Records shown:
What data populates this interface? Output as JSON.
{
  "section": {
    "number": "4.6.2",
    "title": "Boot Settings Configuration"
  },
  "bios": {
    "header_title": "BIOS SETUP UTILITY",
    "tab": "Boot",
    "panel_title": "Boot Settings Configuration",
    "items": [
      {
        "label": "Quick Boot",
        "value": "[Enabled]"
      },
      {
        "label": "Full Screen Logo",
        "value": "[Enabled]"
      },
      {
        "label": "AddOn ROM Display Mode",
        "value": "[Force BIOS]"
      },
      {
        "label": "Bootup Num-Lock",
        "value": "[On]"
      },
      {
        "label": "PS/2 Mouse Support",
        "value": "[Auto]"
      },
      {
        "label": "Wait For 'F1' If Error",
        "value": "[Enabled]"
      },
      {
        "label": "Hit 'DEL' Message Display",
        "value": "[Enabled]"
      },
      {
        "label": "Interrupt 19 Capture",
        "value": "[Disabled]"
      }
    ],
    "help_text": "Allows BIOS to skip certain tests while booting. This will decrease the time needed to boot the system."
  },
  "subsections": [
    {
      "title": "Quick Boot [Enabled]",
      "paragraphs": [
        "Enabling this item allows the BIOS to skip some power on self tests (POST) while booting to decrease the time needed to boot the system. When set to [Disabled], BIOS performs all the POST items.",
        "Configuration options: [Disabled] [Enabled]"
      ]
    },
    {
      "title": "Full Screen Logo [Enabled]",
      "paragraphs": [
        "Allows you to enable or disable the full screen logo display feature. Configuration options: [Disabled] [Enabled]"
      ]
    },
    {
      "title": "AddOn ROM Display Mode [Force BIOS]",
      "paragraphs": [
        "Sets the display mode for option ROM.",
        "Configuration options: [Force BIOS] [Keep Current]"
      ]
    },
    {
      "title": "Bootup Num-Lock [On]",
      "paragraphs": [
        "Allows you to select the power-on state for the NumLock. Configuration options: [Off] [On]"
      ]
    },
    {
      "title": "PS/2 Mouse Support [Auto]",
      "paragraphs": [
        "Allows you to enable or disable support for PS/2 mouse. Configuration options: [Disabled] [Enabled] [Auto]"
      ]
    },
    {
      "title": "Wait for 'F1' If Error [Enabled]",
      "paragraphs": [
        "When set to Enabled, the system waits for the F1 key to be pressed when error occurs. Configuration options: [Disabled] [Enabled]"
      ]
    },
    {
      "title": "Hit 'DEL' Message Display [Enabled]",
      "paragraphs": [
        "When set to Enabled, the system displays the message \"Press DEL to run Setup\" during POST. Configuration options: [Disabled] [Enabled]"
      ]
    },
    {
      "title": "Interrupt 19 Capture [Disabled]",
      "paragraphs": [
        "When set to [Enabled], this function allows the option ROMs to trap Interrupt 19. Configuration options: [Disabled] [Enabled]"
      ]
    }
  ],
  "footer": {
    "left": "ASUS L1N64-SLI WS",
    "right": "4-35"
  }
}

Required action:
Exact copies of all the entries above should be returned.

Answer space:
What data populates this interface? Output as JSON.
{
  "section": {
    "number": "4.6.2",
    "title": "Boot Settings Configuration"
  },
  "bios": {
    "header_title": "BIOS SETUP UTILITY",
    "tab": "Boot",
    "panel_title": "Boot Settings Configuration",
    "items": [
      {
        "label": "Quick Boot",
        "value": "[Enabled]"
      },
      {
        "label": "Full Screen Logo",
        "value": "[Enabled]"
      },
      {
        "label": "AddOn ROM Display Mode",
        "value": "[Force BIOS]"
      },
      {
        "label": "Bootup Num-Lock",
        "value": "[On]"
      },
      {
        "label": "PS/2 Mouse Support",
        "value": "[Auto]"
      },
      {
        "label": "Wait For 'F1' If Error",
        "value": "[Enabled]"
      },
      {
        "label": "Hit 'DEL' Message Display",
        "value": "[Enabled]"
      },
      {
        "label": "Interrupt 19 Capture",
        "value": "[Disabled]"
      }
    ],
    "help_text": "Allows BIOS to skip certain tests while booting. This will decrease the time needed to boot the system."
  },
  "subsections": [
    {
      "title": "Quick Boot [Enabled]",
      "paragraphs": [
        "Enabling this item allows the BIOS to skip some power on self tests (POST) while booting to decrease the time needed to boot the system. When set to [Disabled], BIOS performs all the POST items.",
        "Configuration options: [Disabled] [Enabled]"
      ]
    },
    {
      "title": "Full Screen Logo [Enabled]",
      "paragraphs": [
        "Allows you to enable or disable the full screen logo display feature. Configuration options: [Disabled] [Enabled]"
      ]
    },
    {
      "title": "AddOn ROM Display Mode [Force BIOS]",
      "paragraphs": [
        "Sets the display mode for option ROM.",
        "Configuration options: [Force BIOS] [Keep Current]"
      ]
    },
    {
      "title": "Bootup Num-Lock [On]",
      "paragraphs": [
        "Allows you to select the power-on state for the NumLock. Configuration options: [Off] [On]"
      ]
    },
    {
      "title": "PS/2 Mouse Support [Auto]",
      "paragraphs": [
        "Allows you to enable or disable support for PS/2 mouse. Configuration options: [Disabled] [Enabled] [Auto]"
      ]
    },
    {
      "title": "Wait for 'F1' If Error [Enabled]",
      "paragraphs": [
        "When set to Enabled, the system waits for the F1 key to be pressed when error occurs. Configuration options: [Disabled] [Enabled]"
      ]
    },
    {
      "title": "Hit 'DEL' Message Display [Enabled]",
      "paragraphs": [
        "When set to Enabled, the system displays the message \"Press DEL to run Setup\" during POST. Configuration options: [Disabled] [Enabled]"
      ]
    },
    {
      "title": "Interrupt 19 Capture [Disabled]",
      "paragraphs": [
        "When set to [Enabled], this function allows the option ROMs to trap Interrupt 19. Configuration options: [Disabled] [Enabled]"
      ]
    }
  ],
  "footer": {
    "left": "ASUS L1N64-SLI WS",
    "right": "4-35"
  }
}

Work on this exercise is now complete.